▶ Entries provided:
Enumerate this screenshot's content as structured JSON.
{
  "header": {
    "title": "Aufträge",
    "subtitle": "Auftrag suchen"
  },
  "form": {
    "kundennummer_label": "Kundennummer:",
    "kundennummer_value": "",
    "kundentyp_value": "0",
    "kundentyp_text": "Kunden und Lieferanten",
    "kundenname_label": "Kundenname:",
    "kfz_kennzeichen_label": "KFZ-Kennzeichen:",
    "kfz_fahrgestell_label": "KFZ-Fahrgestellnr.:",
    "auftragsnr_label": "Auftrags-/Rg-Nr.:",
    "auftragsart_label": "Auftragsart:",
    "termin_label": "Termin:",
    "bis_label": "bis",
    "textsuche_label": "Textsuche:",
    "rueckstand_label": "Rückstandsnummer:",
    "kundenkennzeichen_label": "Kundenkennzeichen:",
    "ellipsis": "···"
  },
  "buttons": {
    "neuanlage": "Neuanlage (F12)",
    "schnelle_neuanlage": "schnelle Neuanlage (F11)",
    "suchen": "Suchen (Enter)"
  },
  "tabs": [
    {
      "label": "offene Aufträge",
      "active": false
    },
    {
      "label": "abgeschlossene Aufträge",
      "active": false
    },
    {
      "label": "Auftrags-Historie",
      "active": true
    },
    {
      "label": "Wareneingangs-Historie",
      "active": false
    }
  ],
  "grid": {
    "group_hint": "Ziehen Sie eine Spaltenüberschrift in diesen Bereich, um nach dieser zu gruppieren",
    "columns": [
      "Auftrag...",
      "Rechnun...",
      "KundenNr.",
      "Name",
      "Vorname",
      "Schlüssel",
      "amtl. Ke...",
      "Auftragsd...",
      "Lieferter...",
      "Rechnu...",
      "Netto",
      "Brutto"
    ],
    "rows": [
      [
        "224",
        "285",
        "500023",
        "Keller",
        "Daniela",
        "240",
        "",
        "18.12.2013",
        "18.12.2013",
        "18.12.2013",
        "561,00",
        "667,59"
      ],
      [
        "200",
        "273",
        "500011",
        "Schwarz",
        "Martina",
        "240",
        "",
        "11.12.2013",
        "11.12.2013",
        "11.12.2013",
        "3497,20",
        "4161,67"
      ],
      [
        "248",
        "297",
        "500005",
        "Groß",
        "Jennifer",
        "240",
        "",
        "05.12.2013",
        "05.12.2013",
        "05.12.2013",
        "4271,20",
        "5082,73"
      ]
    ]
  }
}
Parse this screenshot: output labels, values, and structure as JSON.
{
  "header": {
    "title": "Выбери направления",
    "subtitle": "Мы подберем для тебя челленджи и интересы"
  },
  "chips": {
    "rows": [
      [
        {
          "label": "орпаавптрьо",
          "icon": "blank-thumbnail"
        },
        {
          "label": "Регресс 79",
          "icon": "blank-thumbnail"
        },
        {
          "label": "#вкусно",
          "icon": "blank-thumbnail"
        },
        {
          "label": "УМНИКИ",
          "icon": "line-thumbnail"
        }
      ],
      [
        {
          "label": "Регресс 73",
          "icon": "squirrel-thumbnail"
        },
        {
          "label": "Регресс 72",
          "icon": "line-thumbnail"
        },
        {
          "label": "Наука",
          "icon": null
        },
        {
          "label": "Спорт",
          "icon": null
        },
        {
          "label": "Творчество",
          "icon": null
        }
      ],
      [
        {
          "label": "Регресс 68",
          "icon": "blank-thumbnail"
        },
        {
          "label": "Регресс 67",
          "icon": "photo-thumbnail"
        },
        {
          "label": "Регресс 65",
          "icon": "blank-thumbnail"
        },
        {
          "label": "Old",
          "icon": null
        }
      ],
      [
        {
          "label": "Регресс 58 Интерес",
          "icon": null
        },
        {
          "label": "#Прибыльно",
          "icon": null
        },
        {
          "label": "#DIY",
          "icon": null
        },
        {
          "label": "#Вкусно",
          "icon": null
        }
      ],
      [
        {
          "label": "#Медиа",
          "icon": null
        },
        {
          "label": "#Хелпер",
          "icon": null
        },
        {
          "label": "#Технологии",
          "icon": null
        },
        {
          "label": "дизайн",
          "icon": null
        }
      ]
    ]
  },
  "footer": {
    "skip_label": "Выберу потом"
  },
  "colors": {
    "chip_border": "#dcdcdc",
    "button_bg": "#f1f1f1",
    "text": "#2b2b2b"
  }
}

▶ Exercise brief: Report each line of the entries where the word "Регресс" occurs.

▶ Result:
          "label": "Регресс 79",
          "label": "Регресс 73",
          "label": "Регресс 72",
          "label": "Регресс 68",
          "label": "Регресс 67",
          "label": "Регресс 65",
          "label": "Регресс 58 Интерес",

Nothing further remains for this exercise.